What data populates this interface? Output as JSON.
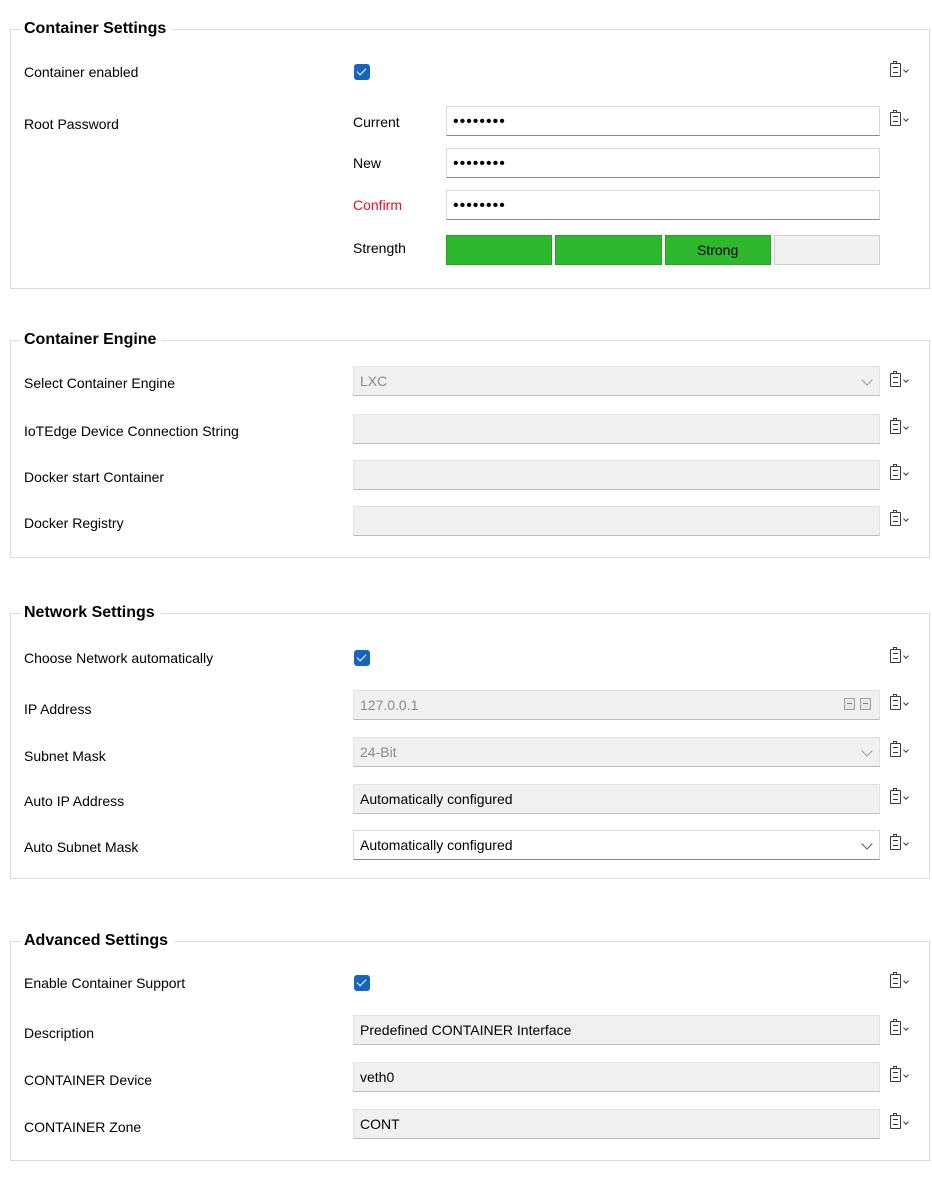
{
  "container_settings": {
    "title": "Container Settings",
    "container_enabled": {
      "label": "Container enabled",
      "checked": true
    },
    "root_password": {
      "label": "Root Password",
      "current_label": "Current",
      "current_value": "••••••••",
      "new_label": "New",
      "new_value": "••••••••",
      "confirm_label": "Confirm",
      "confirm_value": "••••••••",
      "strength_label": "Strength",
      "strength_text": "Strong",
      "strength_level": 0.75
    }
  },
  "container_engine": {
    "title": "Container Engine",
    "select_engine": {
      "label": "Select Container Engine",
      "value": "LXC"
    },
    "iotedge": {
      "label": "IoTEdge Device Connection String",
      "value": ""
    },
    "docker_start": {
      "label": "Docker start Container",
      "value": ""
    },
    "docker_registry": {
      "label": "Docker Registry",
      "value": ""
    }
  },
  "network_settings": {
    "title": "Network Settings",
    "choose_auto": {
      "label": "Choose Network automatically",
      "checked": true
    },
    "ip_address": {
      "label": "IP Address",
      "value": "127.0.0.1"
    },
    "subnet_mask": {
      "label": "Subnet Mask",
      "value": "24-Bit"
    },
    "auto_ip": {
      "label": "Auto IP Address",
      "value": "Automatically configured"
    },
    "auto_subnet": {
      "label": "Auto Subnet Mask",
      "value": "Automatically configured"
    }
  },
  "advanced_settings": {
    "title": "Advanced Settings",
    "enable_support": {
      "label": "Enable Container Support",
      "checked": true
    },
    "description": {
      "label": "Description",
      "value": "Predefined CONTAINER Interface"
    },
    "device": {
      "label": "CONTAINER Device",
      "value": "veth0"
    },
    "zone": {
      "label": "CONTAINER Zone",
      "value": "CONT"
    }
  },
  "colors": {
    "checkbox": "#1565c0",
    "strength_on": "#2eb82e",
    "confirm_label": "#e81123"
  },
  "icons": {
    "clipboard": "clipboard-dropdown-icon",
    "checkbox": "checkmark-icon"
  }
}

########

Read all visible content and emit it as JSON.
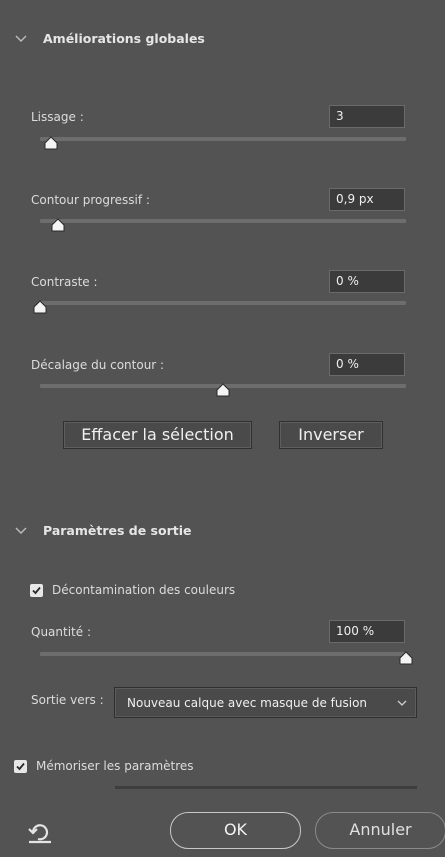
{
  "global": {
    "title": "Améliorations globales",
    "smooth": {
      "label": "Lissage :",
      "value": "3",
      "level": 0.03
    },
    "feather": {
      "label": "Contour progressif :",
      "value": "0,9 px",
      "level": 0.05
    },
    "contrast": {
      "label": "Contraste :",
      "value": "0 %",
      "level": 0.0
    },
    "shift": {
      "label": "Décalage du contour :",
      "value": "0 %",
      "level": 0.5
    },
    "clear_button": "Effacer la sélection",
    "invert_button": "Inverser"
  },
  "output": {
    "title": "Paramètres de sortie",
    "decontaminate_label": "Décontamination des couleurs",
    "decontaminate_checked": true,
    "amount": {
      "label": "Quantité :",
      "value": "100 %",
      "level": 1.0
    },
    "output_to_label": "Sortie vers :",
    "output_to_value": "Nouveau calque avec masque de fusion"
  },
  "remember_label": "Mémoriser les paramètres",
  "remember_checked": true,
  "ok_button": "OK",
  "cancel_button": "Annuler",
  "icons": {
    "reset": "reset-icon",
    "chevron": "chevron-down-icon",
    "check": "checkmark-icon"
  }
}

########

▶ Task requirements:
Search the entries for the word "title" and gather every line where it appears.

▶ Written solution:
    "title": "Container Settings",
    "title": "Container Engine",
    "title": "Network Settings",
    "title": "Advanced Settings",
    "title": "Améliorations globales",
    "title": "Paramètres de sortie",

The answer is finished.